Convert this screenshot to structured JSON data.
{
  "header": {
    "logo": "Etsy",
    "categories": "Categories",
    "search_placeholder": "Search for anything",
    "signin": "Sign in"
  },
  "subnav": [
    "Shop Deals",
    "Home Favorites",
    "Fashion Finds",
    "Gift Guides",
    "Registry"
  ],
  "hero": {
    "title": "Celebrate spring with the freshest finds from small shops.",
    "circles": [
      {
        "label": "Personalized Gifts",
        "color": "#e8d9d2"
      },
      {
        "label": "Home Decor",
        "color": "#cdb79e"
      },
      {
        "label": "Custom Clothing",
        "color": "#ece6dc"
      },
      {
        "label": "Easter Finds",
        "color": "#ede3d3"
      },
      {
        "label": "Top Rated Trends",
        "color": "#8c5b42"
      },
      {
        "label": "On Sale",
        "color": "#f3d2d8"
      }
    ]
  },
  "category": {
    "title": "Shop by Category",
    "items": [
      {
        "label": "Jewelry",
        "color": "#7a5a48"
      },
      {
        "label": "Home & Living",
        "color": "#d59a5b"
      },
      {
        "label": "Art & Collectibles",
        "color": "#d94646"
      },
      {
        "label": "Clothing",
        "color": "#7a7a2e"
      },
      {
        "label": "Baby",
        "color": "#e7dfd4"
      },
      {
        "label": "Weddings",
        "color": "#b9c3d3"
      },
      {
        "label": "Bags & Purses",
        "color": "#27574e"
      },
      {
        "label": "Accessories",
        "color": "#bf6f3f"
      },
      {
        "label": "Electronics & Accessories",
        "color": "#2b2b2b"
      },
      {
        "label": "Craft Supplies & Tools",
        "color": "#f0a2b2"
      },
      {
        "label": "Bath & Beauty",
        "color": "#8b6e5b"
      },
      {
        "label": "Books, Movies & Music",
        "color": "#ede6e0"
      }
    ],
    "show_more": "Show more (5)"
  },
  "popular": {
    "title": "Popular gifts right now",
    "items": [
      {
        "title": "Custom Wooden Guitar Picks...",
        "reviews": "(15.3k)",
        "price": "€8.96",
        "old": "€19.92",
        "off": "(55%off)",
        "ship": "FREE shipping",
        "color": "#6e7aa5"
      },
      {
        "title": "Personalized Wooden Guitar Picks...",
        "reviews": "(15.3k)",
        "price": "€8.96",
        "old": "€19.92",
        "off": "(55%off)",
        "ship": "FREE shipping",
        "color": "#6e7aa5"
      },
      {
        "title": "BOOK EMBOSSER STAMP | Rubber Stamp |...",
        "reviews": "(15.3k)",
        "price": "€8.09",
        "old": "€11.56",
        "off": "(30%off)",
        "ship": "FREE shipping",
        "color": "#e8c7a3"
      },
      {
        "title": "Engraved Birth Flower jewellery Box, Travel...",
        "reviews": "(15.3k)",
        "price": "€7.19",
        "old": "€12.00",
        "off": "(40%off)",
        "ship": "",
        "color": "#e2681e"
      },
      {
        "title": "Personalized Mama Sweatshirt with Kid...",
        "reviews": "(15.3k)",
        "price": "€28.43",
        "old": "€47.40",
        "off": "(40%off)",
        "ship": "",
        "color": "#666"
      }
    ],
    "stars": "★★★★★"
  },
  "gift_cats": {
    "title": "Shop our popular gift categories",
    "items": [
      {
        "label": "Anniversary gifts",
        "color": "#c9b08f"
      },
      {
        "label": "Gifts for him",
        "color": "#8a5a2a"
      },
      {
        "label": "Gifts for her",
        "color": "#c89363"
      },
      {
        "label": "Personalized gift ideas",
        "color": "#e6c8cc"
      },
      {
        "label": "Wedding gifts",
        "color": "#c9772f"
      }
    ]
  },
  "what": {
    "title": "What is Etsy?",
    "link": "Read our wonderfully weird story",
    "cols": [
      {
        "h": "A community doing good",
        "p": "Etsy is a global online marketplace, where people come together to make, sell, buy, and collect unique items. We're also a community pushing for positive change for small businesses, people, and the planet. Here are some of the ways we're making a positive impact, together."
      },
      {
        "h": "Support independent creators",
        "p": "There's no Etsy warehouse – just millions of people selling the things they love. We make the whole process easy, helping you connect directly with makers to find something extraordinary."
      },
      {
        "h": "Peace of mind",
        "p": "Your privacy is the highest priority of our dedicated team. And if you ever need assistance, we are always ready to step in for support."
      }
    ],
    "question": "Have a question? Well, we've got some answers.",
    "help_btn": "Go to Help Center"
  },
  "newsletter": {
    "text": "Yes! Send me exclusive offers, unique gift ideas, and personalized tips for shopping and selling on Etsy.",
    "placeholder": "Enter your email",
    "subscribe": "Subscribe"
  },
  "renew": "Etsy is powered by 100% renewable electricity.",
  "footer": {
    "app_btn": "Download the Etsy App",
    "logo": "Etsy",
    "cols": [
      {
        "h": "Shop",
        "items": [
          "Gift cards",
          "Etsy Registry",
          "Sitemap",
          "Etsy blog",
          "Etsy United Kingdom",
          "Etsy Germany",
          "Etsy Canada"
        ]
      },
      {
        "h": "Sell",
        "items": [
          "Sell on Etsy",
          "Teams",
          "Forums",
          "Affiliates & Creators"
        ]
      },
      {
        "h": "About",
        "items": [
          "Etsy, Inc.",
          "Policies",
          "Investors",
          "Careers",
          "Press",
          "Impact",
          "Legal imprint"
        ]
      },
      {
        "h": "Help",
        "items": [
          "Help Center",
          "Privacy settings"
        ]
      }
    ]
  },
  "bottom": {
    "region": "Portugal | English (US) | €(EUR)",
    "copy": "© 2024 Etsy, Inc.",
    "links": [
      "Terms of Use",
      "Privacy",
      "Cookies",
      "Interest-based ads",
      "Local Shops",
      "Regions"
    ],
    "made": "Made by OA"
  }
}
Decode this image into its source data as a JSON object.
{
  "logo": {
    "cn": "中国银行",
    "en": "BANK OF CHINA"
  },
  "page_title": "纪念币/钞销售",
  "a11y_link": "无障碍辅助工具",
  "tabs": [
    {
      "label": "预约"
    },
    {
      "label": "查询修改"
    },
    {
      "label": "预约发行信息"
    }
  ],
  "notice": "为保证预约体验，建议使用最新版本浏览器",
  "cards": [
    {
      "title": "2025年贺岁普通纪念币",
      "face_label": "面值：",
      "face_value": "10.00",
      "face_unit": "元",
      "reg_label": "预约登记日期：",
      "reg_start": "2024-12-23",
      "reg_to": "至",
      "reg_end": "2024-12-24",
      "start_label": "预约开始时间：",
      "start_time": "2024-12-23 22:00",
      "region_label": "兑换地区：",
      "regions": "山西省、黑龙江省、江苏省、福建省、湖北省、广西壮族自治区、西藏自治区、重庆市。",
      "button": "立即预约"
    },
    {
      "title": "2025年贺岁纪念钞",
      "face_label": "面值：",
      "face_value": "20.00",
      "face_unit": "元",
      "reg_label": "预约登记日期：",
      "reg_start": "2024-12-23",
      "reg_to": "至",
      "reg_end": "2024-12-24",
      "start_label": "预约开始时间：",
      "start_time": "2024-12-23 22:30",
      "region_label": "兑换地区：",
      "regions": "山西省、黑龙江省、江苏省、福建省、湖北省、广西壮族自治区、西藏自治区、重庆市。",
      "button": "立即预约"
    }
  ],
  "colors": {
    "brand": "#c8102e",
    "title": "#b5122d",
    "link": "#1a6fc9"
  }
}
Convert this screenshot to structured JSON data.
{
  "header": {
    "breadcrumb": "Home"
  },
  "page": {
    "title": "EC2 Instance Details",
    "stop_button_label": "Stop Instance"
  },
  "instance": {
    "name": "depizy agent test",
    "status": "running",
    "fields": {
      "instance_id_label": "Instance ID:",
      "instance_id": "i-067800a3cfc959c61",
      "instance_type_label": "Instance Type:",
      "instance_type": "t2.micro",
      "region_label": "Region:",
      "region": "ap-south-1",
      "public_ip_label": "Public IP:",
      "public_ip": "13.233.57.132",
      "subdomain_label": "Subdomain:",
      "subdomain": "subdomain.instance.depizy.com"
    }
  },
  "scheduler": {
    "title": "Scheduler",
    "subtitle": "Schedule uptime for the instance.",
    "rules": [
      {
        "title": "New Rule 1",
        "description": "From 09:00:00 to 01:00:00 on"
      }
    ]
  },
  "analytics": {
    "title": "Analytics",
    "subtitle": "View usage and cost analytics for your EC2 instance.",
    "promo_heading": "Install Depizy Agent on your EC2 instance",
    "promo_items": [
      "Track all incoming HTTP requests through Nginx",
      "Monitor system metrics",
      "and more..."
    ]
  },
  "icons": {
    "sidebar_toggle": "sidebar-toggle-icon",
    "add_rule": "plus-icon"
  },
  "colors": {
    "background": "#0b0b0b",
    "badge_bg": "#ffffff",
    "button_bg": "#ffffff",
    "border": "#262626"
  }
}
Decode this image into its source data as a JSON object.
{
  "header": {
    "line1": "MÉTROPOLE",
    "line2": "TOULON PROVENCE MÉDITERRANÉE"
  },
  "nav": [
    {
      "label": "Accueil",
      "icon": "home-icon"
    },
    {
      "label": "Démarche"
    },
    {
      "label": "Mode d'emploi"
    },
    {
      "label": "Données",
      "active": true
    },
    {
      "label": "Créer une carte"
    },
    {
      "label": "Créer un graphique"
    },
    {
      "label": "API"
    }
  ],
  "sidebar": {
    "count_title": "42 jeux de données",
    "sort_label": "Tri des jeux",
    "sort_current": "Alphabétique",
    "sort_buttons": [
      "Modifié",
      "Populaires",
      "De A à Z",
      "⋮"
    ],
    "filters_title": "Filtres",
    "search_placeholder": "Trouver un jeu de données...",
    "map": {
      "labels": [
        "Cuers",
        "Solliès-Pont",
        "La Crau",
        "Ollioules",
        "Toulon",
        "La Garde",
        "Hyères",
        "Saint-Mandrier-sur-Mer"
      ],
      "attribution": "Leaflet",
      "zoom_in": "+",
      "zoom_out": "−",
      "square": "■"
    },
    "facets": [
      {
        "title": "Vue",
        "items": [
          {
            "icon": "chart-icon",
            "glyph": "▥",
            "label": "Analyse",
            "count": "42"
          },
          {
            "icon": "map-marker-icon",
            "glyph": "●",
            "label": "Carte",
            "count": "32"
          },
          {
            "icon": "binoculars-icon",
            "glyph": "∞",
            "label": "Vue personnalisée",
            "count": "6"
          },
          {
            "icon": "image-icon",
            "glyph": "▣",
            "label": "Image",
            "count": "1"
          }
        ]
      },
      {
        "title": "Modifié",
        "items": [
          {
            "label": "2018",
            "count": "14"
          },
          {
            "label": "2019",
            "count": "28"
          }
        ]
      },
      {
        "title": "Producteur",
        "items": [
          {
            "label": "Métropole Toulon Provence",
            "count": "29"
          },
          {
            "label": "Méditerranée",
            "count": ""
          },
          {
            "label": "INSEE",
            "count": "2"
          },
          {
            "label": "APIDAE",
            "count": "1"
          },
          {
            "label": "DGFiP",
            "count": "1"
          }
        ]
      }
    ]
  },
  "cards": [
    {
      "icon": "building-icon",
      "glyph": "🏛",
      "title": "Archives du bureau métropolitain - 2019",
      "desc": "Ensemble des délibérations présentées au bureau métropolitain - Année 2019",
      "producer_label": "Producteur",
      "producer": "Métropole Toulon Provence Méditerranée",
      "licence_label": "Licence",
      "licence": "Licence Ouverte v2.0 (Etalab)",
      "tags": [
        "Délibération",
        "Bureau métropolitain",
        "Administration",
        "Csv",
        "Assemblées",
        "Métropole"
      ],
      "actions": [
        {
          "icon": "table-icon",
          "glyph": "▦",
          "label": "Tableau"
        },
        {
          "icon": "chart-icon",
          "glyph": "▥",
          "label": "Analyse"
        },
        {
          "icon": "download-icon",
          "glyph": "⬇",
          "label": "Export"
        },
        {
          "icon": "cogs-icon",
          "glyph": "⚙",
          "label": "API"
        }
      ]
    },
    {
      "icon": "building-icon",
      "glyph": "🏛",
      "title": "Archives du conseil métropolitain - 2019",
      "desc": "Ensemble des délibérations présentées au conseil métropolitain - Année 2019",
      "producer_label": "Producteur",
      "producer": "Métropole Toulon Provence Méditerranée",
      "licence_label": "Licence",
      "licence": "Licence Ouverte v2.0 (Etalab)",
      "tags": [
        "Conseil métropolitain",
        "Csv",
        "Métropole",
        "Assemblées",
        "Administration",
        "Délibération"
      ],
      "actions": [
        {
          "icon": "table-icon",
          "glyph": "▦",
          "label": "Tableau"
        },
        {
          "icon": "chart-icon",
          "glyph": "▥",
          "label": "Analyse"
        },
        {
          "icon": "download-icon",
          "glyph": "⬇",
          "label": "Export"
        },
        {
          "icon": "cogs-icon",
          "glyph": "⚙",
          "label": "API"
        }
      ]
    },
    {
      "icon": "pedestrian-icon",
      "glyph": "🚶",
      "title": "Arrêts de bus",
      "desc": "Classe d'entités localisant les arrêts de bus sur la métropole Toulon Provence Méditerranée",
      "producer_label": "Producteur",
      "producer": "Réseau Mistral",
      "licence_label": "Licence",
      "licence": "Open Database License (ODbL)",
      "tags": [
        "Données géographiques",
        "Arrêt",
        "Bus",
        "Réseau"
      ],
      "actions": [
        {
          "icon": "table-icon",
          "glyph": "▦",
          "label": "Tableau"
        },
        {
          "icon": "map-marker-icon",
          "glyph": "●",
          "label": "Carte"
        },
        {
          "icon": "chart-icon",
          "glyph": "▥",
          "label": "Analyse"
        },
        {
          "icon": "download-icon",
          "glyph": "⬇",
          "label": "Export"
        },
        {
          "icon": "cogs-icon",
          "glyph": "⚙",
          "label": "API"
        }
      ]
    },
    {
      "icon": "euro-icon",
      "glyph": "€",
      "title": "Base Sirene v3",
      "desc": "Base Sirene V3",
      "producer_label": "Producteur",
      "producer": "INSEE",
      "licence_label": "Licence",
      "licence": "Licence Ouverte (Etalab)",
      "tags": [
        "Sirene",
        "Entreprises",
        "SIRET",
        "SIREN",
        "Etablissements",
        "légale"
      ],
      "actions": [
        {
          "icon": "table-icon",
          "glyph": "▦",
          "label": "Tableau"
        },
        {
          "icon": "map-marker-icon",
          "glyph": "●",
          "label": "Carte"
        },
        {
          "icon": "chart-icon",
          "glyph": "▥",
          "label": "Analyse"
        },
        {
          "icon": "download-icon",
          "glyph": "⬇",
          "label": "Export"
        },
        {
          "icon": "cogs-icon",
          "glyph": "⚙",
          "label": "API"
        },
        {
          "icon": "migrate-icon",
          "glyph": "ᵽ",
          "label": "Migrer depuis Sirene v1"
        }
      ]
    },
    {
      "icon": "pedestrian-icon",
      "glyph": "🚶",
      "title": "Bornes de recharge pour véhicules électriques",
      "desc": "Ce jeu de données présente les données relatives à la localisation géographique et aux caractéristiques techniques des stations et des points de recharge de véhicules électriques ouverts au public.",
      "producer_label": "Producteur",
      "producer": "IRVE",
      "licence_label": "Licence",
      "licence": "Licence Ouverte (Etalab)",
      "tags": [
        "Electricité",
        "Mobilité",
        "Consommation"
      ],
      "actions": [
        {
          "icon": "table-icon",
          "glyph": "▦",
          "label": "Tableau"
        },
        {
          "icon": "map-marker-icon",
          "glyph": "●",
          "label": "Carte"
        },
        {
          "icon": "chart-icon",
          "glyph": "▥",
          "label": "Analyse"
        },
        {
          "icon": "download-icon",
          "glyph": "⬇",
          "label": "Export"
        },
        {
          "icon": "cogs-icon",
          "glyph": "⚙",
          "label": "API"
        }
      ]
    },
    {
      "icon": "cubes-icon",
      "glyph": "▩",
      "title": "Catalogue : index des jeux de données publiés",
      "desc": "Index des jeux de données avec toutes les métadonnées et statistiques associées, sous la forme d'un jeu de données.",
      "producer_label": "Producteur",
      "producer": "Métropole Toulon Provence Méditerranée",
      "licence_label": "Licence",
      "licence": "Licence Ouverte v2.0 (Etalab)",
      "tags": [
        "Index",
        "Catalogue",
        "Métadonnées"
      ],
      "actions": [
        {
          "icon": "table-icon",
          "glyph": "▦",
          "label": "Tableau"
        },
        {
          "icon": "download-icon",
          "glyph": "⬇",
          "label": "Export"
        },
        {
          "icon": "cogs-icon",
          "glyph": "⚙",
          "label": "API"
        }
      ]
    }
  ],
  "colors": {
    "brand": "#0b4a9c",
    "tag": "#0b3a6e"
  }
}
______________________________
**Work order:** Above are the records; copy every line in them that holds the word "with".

**Solution for this exercise:**
    "title": "Celebrate spring with the freshest finds from small shops.",
        "title": "Personalized Mama Sweatshirt with Kid...",
        "p": "There's no Etsy warehouse – just millions of people selling the things they love. We make the whole process easy, helping you connect directly with makers to find something extraordinary."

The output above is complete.